» Exercise brief:
Each entry must appear again exactly as it does in the source.

» Material shown:
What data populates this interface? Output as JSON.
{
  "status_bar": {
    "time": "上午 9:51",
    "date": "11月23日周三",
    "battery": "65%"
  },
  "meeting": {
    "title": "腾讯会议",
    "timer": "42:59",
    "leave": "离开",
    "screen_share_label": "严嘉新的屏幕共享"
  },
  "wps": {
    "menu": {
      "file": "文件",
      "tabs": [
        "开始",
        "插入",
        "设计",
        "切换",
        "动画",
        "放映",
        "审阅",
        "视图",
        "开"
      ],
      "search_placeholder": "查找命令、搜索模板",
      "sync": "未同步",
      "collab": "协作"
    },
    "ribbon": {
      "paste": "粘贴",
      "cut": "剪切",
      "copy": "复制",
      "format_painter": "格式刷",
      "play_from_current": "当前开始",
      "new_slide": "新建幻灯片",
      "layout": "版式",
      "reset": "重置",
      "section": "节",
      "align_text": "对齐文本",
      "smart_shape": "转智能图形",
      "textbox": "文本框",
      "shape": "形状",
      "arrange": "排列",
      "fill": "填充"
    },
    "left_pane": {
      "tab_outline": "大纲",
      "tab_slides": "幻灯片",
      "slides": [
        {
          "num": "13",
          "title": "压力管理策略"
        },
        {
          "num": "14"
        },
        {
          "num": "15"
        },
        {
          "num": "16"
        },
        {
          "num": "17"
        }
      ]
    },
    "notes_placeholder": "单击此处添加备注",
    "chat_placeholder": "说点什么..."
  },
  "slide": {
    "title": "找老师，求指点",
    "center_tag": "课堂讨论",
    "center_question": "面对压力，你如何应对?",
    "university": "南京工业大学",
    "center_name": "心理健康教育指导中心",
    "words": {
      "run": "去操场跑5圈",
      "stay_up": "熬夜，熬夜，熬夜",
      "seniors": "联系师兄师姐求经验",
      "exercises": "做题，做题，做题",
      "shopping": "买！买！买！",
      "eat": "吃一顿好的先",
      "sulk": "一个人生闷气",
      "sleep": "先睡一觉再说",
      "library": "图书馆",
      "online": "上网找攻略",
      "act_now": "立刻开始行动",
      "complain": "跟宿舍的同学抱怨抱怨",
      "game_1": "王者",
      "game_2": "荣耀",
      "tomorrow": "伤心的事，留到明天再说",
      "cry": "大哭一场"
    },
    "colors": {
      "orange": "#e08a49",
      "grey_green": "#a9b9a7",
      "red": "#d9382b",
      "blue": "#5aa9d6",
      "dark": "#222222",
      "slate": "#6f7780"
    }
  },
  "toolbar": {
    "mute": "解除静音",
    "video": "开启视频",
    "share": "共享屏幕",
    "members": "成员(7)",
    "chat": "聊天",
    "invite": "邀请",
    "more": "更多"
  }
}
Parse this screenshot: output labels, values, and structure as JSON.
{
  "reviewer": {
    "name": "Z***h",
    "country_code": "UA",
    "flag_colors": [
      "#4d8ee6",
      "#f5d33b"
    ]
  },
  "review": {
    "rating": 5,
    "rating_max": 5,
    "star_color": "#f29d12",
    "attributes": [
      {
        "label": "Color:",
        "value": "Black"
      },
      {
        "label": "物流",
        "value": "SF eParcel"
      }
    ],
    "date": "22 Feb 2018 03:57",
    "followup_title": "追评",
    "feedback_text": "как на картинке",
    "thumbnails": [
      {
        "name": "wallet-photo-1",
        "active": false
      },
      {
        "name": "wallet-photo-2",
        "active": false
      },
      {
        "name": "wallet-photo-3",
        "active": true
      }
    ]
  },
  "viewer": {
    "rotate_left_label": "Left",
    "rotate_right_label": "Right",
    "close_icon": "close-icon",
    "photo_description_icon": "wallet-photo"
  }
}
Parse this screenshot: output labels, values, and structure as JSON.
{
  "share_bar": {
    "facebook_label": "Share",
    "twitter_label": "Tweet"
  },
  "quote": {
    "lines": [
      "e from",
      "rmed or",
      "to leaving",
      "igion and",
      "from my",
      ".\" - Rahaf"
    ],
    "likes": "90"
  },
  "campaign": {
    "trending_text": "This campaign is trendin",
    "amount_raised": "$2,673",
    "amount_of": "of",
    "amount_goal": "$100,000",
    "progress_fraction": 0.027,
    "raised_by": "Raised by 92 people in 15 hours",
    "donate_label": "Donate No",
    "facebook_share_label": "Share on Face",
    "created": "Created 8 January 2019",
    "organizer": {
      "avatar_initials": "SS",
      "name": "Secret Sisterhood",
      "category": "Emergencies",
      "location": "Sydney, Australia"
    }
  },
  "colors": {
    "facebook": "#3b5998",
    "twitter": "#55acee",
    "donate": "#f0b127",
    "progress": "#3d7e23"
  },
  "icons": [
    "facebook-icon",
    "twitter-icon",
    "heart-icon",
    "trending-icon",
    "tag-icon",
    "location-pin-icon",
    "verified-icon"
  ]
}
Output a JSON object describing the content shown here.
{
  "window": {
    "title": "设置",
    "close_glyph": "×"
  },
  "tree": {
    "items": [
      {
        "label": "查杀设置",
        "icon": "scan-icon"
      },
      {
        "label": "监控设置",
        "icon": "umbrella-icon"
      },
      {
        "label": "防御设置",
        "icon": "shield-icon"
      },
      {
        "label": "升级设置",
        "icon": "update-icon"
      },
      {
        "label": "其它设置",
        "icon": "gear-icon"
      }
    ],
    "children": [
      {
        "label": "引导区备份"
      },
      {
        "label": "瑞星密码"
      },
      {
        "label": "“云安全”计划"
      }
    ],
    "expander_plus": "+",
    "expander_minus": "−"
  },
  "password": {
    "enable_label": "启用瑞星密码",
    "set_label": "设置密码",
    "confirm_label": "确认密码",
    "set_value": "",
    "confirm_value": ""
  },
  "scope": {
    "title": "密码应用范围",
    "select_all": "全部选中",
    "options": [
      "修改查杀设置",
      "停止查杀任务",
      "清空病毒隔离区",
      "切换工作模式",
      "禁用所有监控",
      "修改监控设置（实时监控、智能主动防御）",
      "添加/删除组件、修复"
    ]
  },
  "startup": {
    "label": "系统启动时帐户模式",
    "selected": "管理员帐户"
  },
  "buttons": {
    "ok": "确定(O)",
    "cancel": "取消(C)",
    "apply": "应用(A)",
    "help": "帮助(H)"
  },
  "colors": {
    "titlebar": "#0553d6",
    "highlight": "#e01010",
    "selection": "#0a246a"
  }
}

» Completed exercise:
What data populates this interface? Output as JSON.
{
  "status_bar": {
    "time": "上午 9:51",
    "date": "11月23日周三",
    "battery": "65%"
  },
  "meeting": {
    "title": "腾讯会议",
    "timer": "42:59",
    "leave": "离开",
    "screen_share_label": "严嘉新的屏幕共享"
  },
  "wps": {
    "menu": {
      "file": "文件",
      "tabs": [
        "开始",
        "插入",
        "设计",
        "切换",
        "动画",
        "放映",
        "审阅",
        "视图",
        "开"
      ],
      "search_placeholder": "查找命令、搜索模板",
      "sync": "未同步",
      "collab": "协作"
    },
    "ribbon": {
      "paste": "粘贴",
      "cut": "剪切",
      "copy": "复制",
      "format_painter": "格式刷",
      "play_from_current": "当前开始",
      "new_slide": "新建幻灯片",
      "layout": "版式",
      "reset": "重置",
      "section": "节",
      "align_text": "对齐文本",
      "smart_shape": "转智能图形",
      "textbox": "文本框",
      "shape": "形状",
      "arrange": "排列",
      "fill": "填充"
    },
    "left_pane": {
      "tab_outline": "大纲",
      "tab_slides": "幻灯片",
      "slides": [
        {
          "num": "13",
          "title": "压力管理策略"
        },
        {
          "num": "14"
        },
        {
          "num": "15"
        },
        {
          "num": "16"
        },
        {
          "num": "17"
        }
      ]
    },
    "notes_placeholder": "单击此处添加备注",
    "chat_placeholder": "说点什么..."
  },
  "slide": {
    "title": "找老师，求指点",
    "center_tag": "课堂讨论",
    "center_question": "面对压力，你如何应对?",
    "university": "南京工业大学",
    "center_name": "心理健康教育指导中心",
    "words": {
      "run": "去操场跑5圈",
      "stay_up": "熬夜，熬夜，熬夜",
      "seniors": "联系师兄师姐求经验",
      "exercises": "做题，做题，做题",
      "shopping": "买！买！买！",
      "eat": "吃一顿好的先",
      "sulk": "一个人生闷气",
      "sleep": "先睡一觉再说",
      "library": "图书馆",
      "online": "上网找攻略",
      "act_now": "立刻开始行动",
      "complain": "跟宿舍的同学抱怨抱怨",
      "game_1": "王者",
      "game_2": "荣耀",
      "tomorrow": "伤心的事，留到明天再说",
      "cry": "大哭一场"
    },
    "colors": {
      "orange": "#e08a49",
      "grey_green": "#a9b9a7",
      "red": "#d9382b",
      "blue": "#5aa9d6",
      "dark": "#222222",
      "slate": "#6f7780"
    }
  },
  "toolbar": {
    "mute": "解除静音",
    "video": "开启视频",
    "share": "共享屏幕",
    "members": "成员(7)",
    "chat": "聊天",
    "invite": "邀请",
    "more": "更多"
  }
}
Parse this screenshot: output labels, values, and structure as JSON.
{
  "reviewer": {
    "name": "Z***h",
    "country_code": "UA",
    "flag_colors": [
      "#4d8ee6",
      "#f5d33b"
    ]
  },
  "review": {
    "rating": 5,
    "rating_max": 5,
    "star_color": "#f29d12",
    "attributes": [
      {
        "label": "Color:",
        "value": "Black"
      },
      {
        "label": "物流",
        "value": "SF eParcel"
      }
    ],
    "date": "22 Feb 2018 03:57",
    "followup_title": "追评",
    "feedback_text": "как на картинке",
    "thumbnails": [
      {
        "name": "wallet-photo-1",
        "active": false
      },
      {
        "name": "wallet-photo-2",
        "active": false
      },
      {
        "name": "wallet-photo-3",
        "active": true
      }
    ]
  },
  "viewer": {
    "rotate_left_label": "Left",
    "rotate_right_label": "Right",
    "close_icon": "close-icon",
    "photo_description_icon": "wallet-photo"
  }
}
Parse this screenshot: output labels, values, and structure as JSON.
{
  "share_bar": {
    "facebook_label": "Share",
    "twitter_label": "Tweet"
  },
  "quote": {
    "lines": [
      "e from",
      "rmed or",
      "to leaving",
      "igion and",
      "from my",
      ".\" - Rahaf"
    ],
    "likes": "90"
  },
  "campaign": {
    "trending_text": "This campaign is trendin",
    "amount_raised": "$2,673",
    "amount_of": "of",
    "amount_goal": "$100,000",
    "progress_fraction": 0.027,
    "raised_by": "Raised by 92 people in 15 hours",
    "donate_label": "Donate No",
    "facebook_share_label": "Share on Face",
    "created": "Created 8 January 2019",
    "organizer": {
      "avatar_initials": "SS",
      "name": "Secret Sisterhood",
      "category": "Emergencies",
      "location": "Sydney, Australia"
    }
  },
  "colors": {
    "facebook": "#3b5998",
    "twitter": "#55acee",
    "donate": "#f0b127",
    "progress": "#3d7e23"
  },
  "icons": [
    "facebook-icon",
    "twitter-icon",
    "heart-icon",
    "trending-icon",
    "tag-icon",
    "location-pin-icon",
    "verified-icon"
  ]
}
Output a JSON object describing the content shown here.
{
  "window": {
    "title": "设置",
    "close_glyph": "×"
  },
  "tree": {
    "items": [
      {
        "label": "查杀设置",
        "icon": "scan-icon"
      },
      {
        "label": "监控设置",
        "icon": "umbrella-icon"
      },
      {
        "label": "防御设置",
        "icon": "shield-icon"
      },
      {
        "label": "升级设置",
        "icon": "update-icon"
      },
      {
        "label": "其它设置",
        "icon": "gear-icon"
      }
    ],
    "children": [
      {
        "label": "引导区备份"
      },
      {
        "label": "瑞星密码"
      },
      {
        "label": "“云安全”计划"
      }
    ],
    "expander_plus": "+",
    "expander_minus": "−"
  },
  "password": {
    "enable_label": "启用瑞星密码",
    "set_label": "设置密码",
    "confirm_label": "确认密码",
    "set_value": "",
    "confirm_value": ""
  },
  "scope": {
    "title": "密码应用范围",
    "select_all": "全部选中",
    "options": [
      "修改查杀设置",
      "停止查杀任务",
      "清空病毒隔离区",
      "切换工作模式",
      "禁用所有监控",
      "修改监控设置（实时监控、智能主动防御）",
      "添加/删除组件、修复"
    ]
  },
  "startup": {
    "label": "系统启动时帐户模式",
    "selected": "管理员帐户"
  },
  "buttons": {
    "ok": "确定(O)",
    "cancel": "取消(C)",
    "apply": "应用(A)",
    "help": "帮助(H)"
  },
  "colors": {
    "titlebar": "#0553d6",
    "highlight": "#e01010",
    "selection": "#0a246a"
  }
}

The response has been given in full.